[[ Supplied material open ]]
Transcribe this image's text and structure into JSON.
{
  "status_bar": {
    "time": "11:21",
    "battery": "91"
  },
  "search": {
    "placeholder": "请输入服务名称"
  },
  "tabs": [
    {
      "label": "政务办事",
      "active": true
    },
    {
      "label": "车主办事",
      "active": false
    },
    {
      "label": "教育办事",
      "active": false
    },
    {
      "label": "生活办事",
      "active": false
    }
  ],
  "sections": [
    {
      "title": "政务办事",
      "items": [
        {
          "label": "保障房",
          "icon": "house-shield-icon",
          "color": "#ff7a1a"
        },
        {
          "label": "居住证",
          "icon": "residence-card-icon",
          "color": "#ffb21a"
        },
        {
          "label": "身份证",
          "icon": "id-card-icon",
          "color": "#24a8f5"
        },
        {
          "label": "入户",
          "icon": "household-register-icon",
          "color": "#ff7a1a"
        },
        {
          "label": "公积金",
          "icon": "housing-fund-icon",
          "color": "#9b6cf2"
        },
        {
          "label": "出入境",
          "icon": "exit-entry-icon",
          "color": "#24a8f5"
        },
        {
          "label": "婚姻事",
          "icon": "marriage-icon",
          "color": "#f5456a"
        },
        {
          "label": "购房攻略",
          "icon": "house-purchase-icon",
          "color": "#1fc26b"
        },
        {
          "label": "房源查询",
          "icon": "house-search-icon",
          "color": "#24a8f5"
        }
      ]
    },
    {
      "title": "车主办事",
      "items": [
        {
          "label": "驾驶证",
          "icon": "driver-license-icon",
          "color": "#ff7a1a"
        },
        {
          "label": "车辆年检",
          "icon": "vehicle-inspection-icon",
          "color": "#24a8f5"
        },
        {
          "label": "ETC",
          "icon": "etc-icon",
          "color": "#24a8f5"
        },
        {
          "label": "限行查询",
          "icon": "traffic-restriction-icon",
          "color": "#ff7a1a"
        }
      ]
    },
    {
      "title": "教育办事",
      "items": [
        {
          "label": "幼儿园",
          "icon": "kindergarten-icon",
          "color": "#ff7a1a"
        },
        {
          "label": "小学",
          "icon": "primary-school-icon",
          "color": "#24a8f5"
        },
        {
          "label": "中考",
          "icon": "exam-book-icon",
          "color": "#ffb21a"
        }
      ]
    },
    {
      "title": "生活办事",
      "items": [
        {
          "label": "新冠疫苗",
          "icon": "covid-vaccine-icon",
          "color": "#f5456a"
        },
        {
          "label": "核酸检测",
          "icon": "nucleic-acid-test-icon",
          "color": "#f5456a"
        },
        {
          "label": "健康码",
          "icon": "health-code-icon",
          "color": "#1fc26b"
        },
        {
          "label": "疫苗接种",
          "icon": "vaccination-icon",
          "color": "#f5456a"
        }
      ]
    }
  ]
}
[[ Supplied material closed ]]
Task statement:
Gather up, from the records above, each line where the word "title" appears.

Written response:
      "title": "政务办事",
      "title": "车主办事",
      "title": "教育办事",
      "title": "生活办事",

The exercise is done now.